__What is expected__
Within the records, which lines hold the string "title"? Report each one by copying it.

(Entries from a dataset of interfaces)
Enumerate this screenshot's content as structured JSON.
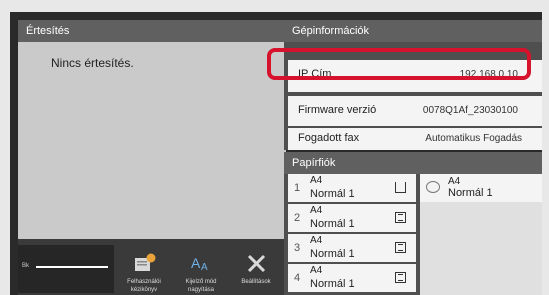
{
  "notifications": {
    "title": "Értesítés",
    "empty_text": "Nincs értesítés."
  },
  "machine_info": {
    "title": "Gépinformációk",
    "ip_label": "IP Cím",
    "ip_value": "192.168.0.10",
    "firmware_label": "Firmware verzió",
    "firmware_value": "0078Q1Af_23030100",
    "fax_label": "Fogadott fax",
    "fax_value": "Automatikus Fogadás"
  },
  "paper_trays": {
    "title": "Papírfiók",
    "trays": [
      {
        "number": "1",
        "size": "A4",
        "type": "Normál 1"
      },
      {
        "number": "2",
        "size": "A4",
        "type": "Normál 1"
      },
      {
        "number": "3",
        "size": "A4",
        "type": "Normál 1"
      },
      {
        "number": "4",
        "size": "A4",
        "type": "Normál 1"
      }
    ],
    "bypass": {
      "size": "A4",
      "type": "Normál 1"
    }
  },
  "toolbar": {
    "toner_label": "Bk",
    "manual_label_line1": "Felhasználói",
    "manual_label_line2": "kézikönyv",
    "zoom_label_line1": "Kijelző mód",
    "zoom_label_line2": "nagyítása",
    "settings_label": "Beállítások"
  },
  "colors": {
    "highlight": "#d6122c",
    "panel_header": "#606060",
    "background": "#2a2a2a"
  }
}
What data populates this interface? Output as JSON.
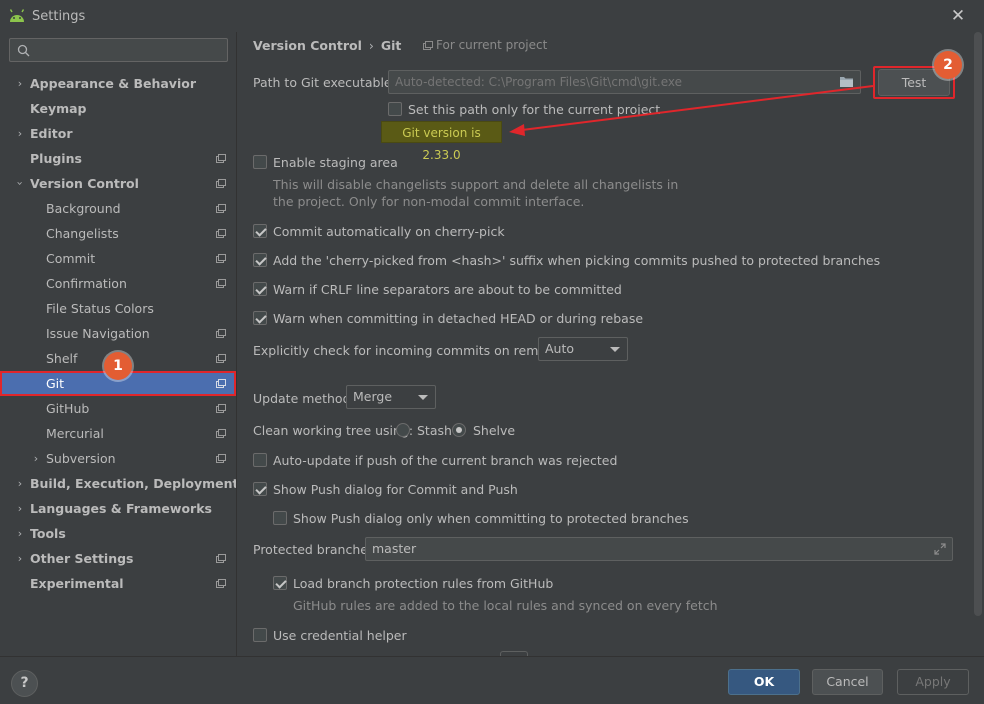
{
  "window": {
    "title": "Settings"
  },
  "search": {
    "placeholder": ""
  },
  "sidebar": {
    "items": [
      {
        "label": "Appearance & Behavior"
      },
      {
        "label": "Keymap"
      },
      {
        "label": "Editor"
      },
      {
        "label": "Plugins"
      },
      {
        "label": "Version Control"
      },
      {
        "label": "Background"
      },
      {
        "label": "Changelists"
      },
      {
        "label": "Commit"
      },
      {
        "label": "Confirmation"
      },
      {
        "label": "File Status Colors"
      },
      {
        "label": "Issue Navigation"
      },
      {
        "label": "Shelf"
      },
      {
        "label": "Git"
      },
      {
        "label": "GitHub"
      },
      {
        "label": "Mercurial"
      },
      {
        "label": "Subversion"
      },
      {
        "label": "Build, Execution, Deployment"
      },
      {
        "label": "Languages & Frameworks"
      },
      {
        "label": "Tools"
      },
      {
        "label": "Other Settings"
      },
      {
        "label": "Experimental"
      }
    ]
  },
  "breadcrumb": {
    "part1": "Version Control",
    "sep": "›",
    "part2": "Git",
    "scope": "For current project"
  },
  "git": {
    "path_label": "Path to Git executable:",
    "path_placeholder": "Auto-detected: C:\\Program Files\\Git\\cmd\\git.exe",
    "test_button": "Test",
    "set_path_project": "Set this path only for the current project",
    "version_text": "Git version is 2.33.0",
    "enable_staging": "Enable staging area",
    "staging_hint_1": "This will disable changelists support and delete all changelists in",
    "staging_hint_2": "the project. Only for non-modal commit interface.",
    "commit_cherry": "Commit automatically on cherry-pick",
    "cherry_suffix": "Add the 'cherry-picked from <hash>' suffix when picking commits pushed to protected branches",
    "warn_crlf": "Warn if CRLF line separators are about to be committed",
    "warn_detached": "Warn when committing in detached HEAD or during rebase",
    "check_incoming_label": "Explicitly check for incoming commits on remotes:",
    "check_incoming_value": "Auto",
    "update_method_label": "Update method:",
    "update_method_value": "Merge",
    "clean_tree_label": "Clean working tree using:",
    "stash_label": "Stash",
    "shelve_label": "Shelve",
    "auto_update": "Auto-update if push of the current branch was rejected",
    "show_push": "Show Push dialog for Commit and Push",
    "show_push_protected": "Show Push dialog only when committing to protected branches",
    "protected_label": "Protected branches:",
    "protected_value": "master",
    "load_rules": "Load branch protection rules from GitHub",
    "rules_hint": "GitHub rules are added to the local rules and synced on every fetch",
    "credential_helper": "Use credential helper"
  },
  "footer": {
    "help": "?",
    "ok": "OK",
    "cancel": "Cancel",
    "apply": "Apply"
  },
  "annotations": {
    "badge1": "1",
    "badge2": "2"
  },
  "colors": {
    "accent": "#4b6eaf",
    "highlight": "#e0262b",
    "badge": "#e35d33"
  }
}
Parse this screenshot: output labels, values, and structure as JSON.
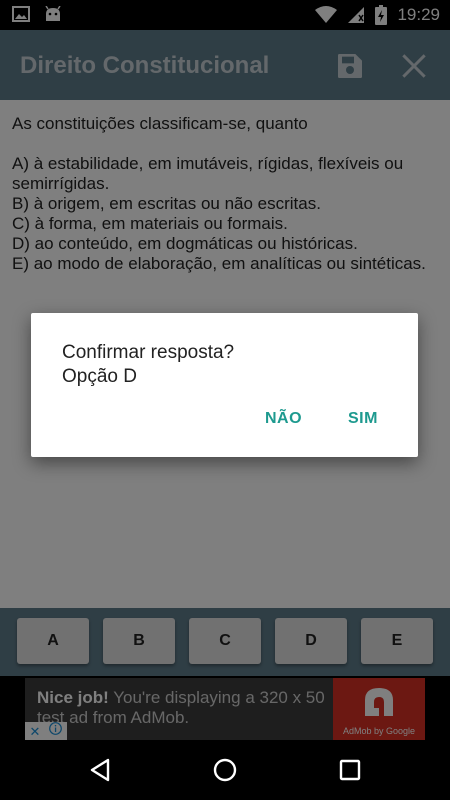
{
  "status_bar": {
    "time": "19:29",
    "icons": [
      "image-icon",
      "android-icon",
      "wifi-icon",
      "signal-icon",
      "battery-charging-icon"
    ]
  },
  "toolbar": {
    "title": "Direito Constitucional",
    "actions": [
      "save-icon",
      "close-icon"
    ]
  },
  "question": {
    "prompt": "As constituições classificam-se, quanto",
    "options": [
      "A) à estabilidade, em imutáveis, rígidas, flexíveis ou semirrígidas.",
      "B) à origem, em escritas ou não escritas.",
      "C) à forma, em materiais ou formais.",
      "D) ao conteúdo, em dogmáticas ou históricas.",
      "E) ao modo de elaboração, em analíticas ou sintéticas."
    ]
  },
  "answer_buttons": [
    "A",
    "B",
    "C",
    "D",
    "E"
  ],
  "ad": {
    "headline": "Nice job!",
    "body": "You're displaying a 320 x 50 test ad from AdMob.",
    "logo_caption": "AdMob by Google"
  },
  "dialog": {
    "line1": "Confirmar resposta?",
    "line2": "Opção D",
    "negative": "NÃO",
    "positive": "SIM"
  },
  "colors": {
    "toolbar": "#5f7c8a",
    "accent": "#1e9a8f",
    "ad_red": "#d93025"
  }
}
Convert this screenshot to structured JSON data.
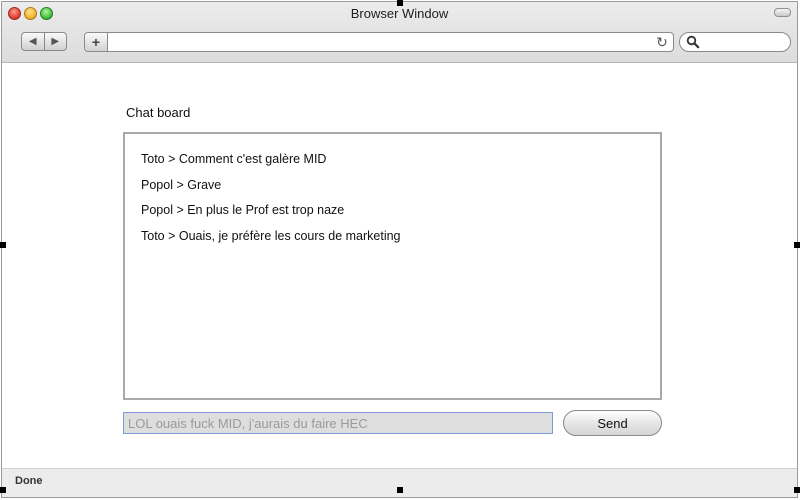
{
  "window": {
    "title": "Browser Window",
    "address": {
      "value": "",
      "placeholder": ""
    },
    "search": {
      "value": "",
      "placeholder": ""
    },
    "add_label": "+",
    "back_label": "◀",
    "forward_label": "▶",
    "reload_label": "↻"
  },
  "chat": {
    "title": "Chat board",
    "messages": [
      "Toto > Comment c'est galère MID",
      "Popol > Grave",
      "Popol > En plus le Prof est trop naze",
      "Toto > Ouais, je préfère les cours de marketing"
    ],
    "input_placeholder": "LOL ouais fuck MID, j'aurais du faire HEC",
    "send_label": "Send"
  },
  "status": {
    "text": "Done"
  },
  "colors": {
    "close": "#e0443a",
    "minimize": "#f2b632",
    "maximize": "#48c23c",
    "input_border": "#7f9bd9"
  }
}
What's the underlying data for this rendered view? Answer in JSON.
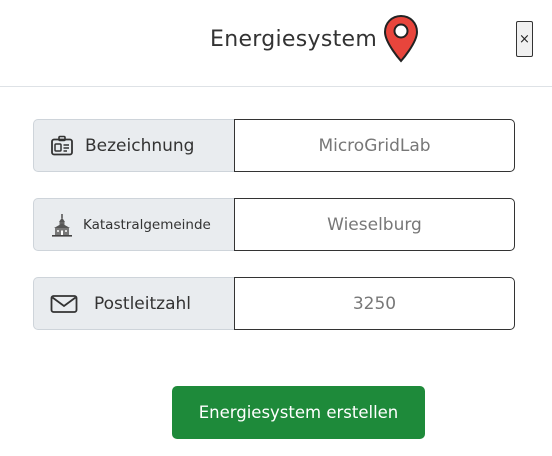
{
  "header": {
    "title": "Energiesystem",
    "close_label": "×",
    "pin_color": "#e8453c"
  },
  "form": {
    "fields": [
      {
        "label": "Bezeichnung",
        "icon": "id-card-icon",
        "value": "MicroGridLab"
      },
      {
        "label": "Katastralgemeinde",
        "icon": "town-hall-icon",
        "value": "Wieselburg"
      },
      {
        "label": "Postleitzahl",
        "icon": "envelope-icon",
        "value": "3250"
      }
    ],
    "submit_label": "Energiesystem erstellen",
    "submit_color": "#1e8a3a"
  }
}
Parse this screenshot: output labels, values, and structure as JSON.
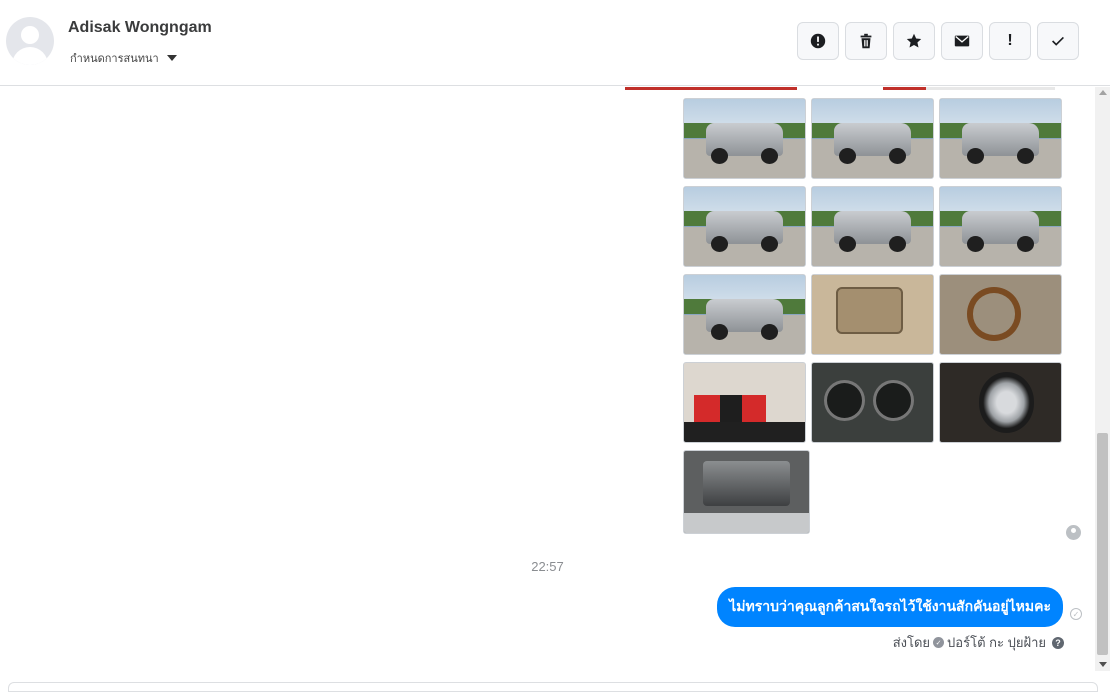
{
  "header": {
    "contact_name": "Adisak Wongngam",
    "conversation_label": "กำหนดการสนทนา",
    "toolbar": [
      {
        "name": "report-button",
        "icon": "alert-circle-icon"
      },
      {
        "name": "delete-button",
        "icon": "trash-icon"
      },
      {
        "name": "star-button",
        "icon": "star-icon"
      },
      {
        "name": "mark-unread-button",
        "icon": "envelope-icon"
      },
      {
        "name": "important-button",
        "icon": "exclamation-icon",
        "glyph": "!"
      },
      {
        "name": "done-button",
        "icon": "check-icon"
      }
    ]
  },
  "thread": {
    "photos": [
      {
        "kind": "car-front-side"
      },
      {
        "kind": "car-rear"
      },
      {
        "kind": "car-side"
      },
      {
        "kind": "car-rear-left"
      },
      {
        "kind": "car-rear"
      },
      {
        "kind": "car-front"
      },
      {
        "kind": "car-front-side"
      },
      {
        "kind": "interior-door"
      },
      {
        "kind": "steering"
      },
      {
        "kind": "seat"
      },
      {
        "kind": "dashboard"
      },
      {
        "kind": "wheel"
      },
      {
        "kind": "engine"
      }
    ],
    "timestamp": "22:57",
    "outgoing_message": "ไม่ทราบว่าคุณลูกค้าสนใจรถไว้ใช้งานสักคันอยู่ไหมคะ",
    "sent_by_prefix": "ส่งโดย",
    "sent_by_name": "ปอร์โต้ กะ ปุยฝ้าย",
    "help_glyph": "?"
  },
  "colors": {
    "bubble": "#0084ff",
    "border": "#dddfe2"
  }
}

__Task answer__
    "title": "Értesítés",
    "title": "Gépinformációk",
    "title": "Papírfiók",
    "title": "Settings"
    "title": "Direito Constitucional",
    "title": "Browser Window",
    "title": "Chat board",
    "title": "Energiesystem",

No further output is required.